Cart: Miyu Saraki, Kairi Jyo, Sakura Ando, Lily Franky, Mayu Matruoka, Kirin Kiki
Director: Hirokazu Kore-Eda
Rating: * * * *
The poor are always with us. Living on the fringes. Beyond the pale. Like Germany, post-war Japan has bounced back to great wealth and the highest standards of living, but failed to ameliorate the pitiable conditions of the poor as writer-director Hirokazu Kore-Eda’s family drama shows.
Hirokazu is only telling us a celluloid story, but what a grim and gritty narrative it is! Illuminated by the threads of tenacity, of love and hope, life in all its vicissitudes is exposed through the memorable characters that comprise the titular Tokyo inhabitants who survive by their wits and thieving.
Master story-teller that he is, director-writer Hirokazu takes his time – and the viewers will not be bored by the pace – to establish plot and character. A poverty stricken couple Osamu and Nobuyo (Lily Franky and Sakuro Ando, both impressive) “rescues” a little girl from well-off, abusive parents and lavish her with loving-kindness.
They live in a hovel in a joint family which includes a boy who is wise beyond his years, a young, pretty thing named Aki (Mayu Matsuoka) and her grandmother (Kirin Kiki). The child Yuri (Miyu Sasaki) is soon introduced to the benefits of shoplifting and begging. Then the boy Shota (Kairi Jyo) gets arrested, and the backstory of murky secrets spills out.
Crimes of passion. Sex work. Theft. Lying. Cheating.
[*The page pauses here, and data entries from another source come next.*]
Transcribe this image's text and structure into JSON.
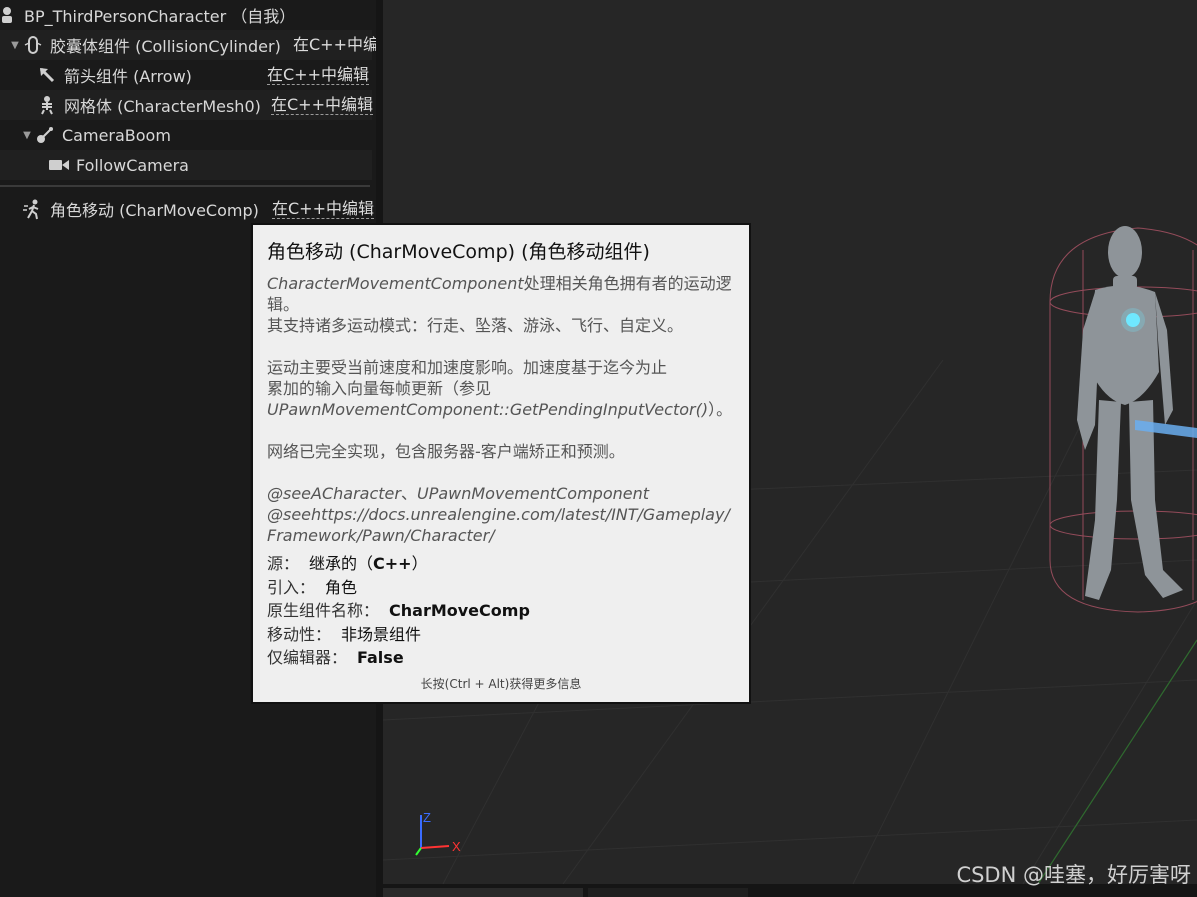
{
  "tree": {
    "root": {
      "label": "BP_ThirdPersonCharacter （自我）"
    },
    "items": [
      {
        "label": "胶囊体组件 (CollisionCylinder)",
        "edit_link": "在C++中编",
        "icon": "capsule-icon"
      },
      {
        "label": "箭头组件 (Arrow)",
        "edit_link": "在C++中编辑",
        "icon": "arrow-icon"
      },
      {
        "label": "网格体 (CharacterMesh0)",
        "edit_link": "在C++中编辑",
        "icon": "skeletal-mesh-icon"
      },
      {
        "label": "CameraBoom",
        "edit_link": "",
        "icon": "spring-arm-icon"
      },
      {
        "label": "FollowCamera",
        "edit_link": "",
        "icon": "camera-icon"
      }
    ],
    "movement": {
      "label": "角色移动 (CharMoveComp)",
      "edit_link": "在C++中编辑",
      "icon": "character-movement-icon"
    }
  },
  "tooltip": {
    "title": "角色移动 (CharMoveComp) (角色移动组件)",
    "desc": {
      "p1_class": "CharacterMovementComponent",
      "p1_text": "处理相关角色拥有者的运动逻辑。",
      "p2": "其支持诸多运动模式：行走、坠落、游泳、飞行、自定义。",
      "p3_line1": "运动主要受当前速度和加速度影响。加速度基于迄今为止",
      "p3_line2": "累加的输入向量每帧更新（参见",
      "p3_func": "UPawnMovementComponent::GetPendingInputVector()",
      "p3_end": "）。",
      "p4": "网络已完全实现，包含服务器-客户端矫正和预测。",
      "see1": "@seeACharacter",
      "see1_sep": "、",
      "see1b": "UPawnMovementComponent",
      "see2": "@seehttps://docs.unrealengine.com/latest/INT/Gameplay/",
      "see3": "Framework/Pawn/Character/"
    },
    "props": [
      {
        "label": "源：",
        "value": "继承的（",
        "bold": "C++",
        "tail": "）"
      },
      {
        "label": "引入：",
        "value": "角色"
      },
      {
        "label": "原生组件名称：",
        "bold": "CharMoveComp"
      },
      {
        "label": "移动性：",
        "value": "非场景组件"
      },
      {
        "label": "仅编辑器：",
        "bold": "False"
      }
    ],
    "hint": "长按(Ctrl + Alt)获得更多信息"
  },
  "viewport": {
    "axes": {
      "z": "Z",
      "x": "X",
      "z_color": "#3a6cff",
      "x_color": "#ff3333",
      "y_color": "#33ff33"
    }
  },
  "watermark": "CSDN @哇塞，好厉害呀"
}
Deception. But through it all, COMPASSION. No, the adults in this faux family aren’t monsters who mutilate abducted children. They are kind and loving and resourceful, and teach the young ones to enjoy the little they have. “Shoplifters” is heart-warming and heartbreaking.